Prove that there does not exist a universal Turing machine that takes a pair $\langle M, w\rangle$ as input, where M is a Turing machine and w is a string, and that always halts, accepts if $M$ accepts $w$, and rejects if $M$ reject w.

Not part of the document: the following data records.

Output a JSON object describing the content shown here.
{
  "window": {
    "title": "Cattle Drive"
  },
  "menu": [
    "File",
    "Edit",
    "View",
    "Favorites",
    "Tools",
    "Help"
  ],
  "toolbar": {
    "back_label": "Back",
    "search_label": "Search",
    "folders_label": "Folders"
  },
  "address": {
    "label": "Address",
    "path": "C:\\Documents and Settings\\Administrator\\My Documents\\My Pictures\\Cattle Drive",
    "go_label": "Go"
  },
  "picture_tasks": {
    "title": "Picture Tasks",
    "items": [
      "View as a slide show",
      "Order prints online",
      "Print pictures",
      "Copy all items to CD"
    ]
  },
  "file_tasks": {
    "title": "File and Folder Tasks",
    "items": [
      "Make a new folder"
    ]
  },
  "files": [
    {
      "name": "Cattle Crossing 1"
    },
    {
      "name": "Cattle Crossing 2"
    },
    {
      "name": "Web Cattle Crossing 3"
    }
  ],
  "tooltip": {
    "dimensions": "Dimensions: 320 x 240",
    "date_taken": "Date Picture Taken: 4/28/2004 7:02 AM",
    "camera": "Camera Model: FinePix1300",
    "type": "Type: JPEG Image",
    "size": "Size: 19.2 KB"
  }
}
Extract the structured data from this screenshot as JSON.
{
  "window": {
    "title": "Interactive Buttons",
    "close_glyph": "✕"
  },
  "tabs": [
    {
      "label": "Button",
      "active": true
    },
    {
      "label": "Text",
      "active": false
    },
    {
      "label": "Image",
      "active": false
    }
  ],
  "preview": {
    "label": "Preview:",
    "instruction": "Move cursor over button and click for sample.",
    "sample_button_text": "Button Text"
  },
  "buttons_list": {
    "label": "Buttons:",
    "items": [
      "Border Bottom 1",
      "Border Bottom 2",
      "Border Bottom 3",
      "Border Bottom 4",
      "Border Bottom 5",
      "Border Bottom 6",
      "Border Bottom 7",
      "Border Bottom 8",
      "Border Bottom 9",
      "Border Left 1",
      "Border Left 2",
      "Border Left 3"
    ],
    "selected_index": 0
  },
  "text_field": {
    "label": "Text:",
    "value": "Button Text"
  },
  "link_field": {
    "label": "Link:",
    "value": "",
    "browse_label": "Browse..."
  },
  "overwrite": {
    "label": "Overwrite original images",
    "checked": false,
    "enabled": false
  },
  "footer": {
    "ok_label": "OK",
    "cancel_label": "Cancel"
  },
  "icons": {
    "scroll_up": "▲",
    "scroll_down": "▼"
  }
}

I think assuming the existence of such a machine H could allow one to decide the halting problem. Assume the existence of such a machine. Suppose $\langle M, w\rangle$ is given as input. Then let $M'$ be the machine resulting from swapping the accept and reject states of $M$. If $H$ accepts $\langle M,w\rangle$ and $\langle M', w\rangle$ or if $H$ rejects both inputs, then either $M$ accepts w in the first case or $M$ rejects w in the second case. However, it's possible that $H$ accepts $\langle M,w\rangle$ and rejects $\langle M', w\rangle$ or vice versa, in which case $M$ can either accept or reject w. I'm not sure how to deal with this issue.